The US Treasury Department is set to clarify that only bonafide cryptocurrency brokers - not developers, equipment providers, or miners - will need to comply with proposed IRS reporting requirements contained in the $1.2 trillion infrastructure bill, as long as they don't act as brokers.
In a statement to Bloomberg, an unnamed Treasury official said that the guidance won't grant blanket exemptions based on how firms identify - but would rather focus on the IRS's opinion of whether a firm's activities constitute brokerage activity under the tax code.
The guidance, which could be made public as soon as next week, is an attempt to address concerns in the cryptocurrency industry that the $550 billion infrastructure bill would require a host of companies with ties to digital assets to report data to the Internal Revenue Service that they don’t have. The tax provision, estimated to raise $28 billion over a decade, was included in the legislation as a way to help pay for new investments in roads and bridges.
The Treasury’s directive is crucial because lawmakers who want to revise the bill’s language in the House are unlikely to succeed, since altering the crypto section could open up the whole legislation to additional revisions. House Speaker Nancy Pelosi has said she’ll bring up the bill for a vote when President Joe Biden’s $3.5 trillion social spending and tax plan is also ready for consideration, which could be months from now. -Bloomberg
Ohio GOP Sen. Rob Portman, who drafted the cryptocurrency portion of the bill passed earlier this week by the Senate, said that he thinks the legislation is clear - and that miners, transaction validators, and software developers for digital wallets should be exempt from the new tax rules.
Crypto traders who rode out the last several weeks may beg to differ with Portman, as industry players and advocates slammed the legislation for overly-broad language that could subject anyone "regularly providing any service effectuating transfers of digital assets" to reporting requirements.
In an 11th hour attempt to provide clarity, a bipartisan group of senators brought an ill-fated amendment to the bill, but it was blocked via procedural moves. According to the Treasury official, some of the concerns over the broad language were valid, however much of the lobbying was aimed at limiting the Treasury's collection of legitimate tax information. Instead, the IRS isn't going to pursue businesses that don't actually transact cryptos.
According to the report, the upcoming guidance will clarify how the definition of 'broker' applies to entities which transfer digital assets on behalf of another person, which - along with however aggressive the IRS is on enforcement - will ultimately determine the number of companies required to comply with the new requirements.
The effort is also part of a broader push by the Treasury Department to crack down on tax cheats. IRS Commissioner Chuck Rettig has said tax evasion through the use of virtual currency is a key contributor to the growing gap between what’s owed in taxes and what the IRS actually collects.
In addition, more regulation is likely coming for the cryptocurrency community with prominent lawmakers, including Senator Elizabeth Warren, and regulators like Securities and Exchange Commission Chairman Gary Gensler both eager to address the emerging technology. -Bloomberg

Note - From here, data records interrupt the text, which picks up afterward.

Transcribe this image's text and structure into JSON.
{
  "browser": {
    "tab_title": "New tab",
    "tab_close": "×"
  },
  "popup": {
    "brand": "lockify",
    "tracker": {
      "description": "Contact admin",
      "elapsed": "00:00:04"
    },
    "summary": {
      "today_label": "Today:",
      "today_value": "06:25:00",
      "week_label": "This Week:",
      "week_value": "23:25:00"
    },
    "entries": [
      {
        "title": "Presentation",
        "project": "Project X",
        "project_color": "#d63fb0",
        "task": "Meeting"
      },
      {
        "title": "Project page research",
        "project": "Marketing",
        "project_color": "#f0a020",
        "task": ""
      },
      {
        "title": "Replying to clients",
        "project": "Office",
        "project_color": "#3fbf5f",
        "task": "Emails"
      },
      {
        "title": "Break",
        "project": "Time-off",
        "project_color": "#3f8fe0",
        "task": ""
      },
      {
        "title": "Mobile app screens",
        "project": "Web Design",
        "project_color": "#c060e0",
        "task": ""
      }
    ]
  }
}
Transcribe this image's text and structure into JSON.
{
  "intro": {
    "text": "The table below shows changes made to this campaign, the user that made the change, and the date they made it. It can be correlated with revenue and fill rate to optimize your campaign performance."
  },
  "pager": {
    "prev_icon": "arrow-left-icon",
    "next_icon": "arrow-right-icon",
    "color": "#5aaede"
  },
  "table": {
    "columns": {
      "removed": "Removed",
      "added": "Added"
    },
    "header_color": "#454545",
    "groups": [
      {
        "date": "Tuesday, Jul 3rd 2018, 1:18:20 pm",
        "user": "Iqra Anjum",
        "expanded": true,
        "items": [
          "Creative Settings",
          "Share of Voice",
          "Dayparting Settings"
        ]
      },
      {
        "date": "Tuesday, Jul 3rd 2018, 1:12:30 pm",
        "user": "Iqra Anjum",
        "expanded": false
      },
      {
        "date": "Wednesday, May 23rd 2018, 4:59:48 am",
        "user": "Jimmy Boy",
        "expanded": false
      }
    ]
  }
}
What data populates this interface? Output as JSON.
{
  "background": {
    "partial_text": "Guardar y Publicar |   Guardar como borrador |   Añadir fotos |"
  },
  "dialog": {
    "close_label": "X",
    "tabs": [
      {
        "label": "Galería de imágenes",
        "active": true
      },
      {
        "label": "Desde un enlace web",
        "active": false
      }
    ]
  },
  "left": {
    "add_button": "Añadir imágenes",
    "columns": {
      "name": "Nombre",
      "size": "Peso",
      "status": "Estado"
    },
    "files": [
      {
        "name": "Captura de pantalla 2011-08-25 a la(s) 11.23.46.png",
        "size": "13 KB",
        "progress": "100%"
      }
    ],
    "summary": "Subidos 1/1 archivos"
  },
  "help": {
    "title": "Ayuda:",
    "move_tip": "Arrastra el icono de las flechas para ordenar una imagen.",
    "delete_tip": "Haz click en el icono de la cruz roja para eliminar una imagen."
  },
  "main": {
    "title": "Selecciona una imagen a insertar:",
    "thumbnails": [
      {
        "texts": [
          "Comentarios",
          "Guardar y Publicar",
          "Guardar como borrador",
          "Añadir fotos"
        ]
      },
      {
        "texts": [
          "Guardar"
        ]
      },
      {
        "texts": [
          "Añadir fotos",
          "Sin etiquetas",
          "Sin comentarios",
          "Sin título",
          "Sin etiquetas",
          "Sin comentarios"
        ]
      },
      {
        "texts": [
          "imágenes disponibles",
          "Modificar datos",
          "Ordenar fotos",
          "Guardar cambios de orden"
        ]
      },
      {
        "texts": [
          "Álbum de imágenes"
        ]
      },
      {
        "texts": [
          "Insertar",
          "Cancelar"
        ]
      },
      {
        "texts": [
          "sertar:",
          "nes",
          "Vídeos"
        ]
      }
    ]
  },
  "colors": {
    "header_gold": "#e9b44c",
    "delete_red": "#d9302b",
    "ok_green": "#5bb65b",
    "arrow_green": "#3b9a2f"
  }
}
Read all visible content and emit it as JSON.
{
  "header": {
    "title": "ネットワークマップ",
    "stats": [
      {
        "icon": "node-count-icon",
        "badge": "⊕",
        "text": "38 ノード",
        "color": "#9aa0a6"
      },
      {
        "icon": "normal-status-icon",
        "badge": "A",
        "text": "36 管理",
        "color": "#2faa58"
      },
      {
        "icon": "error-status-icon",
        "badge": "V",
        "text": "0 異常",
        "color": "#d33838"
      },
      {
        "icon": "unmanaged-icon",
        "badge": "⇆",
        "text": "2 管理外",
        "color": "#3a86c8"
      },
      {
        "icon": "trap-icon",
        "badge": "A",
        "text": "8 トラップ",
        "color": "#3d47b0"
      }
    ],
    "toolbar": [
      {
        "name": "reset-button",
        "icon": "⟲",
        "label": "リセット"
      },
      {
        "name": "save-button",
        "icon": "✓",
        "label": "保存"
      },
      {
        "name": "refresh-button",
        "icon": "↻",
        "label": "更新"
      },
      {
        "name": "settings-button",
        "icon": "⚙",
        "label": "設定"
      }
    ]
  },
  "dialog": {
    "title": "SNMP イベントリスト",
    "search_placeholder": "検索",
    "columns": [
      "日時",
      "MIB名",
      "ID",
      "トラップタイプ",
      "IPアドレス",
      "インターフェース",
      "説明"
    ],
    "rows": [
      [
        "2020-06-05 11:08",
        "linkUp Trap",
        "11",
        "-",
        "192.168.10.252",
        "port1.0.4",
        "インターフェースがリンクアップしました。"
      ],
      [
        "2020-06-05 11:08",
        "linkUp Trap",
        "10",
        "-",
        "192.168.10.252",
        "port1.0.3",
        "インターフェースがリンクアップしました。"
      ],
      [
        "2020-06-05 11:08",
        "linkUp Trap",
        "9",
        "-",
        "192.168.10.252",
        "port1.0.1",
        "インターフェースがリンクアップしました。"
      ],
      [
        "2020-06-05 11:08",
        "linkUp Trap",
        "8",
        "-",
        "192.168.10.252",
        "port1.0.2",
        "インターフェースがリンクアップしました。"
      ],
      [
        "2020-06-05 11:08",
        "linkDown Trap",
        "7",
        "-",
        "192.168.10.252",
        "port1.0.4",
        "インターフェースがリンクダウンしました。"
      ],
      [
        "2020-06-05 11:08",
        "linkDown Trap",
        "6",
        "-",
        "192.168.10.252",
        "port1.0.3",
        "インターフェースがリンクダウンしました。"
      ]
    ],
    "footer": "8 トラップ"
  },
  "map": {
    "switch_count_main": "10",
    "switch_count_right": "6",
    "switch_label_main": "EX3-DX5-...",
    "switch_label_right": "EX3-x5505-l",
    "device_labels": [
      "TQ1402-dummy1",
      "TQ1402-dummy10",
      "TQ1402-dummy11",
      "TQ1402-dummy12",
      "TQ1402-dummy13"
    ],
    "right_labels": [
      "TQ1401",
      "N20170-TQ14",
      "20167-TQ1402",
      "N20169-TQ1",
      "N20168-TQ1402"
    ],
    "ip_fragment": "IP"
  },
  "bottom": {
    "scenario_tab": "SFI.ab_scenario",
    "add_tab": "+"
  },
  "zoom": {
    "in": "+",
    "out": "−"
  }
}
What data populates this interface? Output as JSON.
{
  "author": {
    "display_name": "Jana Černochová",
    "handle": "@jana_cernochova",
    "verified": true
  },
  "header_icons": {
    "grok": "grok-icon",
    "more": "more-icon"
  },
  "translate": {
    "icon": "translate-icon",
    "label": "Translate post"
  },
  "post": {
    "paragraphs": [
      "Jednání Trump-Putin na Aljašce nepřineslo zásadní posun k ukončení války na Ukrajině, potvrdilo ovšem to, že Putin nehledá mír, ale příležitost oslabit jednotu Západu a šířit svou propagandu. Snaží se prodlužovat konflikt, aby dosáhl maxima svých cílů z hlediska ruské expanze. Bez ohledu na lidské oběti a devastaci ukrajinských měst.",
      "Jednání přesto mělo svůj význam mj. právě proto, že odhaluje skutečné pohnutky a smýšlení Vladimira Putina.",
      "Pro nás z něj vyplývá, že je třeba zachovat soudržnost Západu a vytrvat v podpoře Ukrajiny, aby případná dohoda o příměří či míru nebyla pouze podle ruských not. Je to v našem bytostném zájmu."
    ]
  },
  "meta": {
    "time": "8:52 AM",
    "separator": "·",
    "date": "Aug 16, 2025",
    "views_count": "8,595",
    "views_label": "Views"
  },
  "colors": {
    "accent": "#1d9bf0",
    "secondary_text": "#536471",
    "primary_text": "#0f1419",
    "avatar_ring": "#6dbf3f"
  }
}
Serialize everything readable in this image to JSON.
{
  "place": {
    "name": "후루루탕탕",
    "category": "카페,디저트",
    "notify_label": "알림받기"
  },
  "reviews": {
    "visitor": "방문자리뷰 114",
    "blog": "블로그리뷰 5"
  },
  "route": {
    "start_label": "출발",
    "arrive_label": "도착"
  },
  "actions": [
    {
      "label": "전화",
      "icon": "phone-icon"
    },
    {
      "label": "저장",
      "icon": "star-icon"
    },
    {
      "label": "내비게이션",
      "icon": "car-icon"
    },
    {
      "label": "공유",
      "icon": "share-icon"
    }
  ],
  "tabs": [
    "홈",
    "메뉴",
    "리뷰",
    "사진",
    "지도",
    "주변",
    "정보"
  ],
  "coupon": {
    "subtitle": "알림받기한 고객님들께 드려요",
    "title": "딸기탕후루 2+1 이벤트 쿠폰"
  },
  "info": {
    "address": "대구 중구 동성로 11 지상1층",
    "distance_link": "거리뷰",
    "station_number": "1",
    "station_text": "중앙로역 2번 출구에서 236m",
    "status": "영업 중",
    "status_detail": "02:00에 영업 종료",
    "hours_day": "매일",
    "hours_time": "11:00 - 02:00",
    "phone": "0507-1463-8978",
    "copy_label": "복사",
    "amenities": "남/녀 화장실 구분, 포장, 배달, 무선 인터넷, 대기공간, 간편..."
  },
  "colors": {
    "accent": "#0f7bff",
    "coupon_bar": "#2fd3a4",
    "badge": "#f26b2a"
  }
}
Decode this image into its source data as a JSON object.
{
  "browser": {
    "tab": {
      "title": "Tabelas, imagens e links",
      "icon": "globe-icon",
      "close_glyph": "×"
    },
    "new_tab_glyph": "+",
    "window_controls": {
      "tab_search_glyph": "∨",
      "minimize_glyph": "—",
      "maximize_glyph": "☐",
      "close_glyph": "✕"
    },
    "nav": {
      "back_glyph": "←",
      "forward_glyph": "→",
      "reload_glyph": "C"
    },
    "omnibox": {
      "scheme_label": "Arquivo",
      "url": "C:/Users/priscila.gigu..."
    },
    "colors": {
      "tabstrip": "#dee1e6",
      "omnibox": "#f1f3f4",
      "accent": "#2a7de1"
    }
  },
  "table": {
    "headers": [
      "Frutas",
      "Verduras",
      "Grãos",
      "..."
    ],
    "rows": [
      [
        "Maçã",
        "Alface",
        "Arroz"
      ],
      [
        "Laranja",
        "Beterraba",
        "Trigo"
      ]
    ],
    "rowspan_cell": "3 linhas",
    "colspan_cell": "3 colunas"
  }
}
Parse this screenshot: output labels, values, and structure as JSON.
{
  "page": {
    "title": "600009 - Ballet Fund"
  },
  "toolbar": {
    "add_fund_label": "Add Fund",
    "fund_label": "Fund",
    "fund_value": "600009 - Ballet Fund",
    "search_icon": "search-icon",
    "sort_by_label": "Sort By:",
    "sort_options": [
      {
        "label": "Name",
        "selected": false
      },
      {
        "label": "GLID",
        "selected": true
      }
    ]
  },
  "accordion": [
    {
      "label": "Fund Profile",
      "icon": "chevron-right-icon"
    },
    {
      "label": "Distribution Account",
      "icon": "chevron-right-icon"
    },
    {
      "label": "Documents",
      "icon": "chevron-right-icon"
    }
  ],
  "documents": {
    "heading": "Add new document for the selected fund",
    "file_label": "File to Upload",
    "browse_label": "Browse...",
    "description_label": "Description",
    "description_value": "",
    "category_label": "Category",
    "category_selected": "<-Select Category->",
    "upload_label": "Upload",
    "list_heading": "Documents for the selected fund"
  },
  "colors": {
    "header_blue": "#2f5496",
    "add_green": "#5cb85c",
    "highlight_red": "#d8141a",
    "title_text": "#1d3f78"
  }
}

"I don’t think people will notice much. Did everything die in crypto in the U.S. when Coinbase began 1099s a few years ago?" said William Quigley, the co-founder of stablecoin Tether and blockchain platform WAX. "Those worries, though, I think have started to settle down a bit," he added.
"I think the IRS is going to take note of what the intent was that was expressed by these senators."
Assuming the infrastructure bill is finally passed and signed into law, the new reporting rules won't go into effect until 2023, which will give ample time for crypto companies to adapt to the new requirements.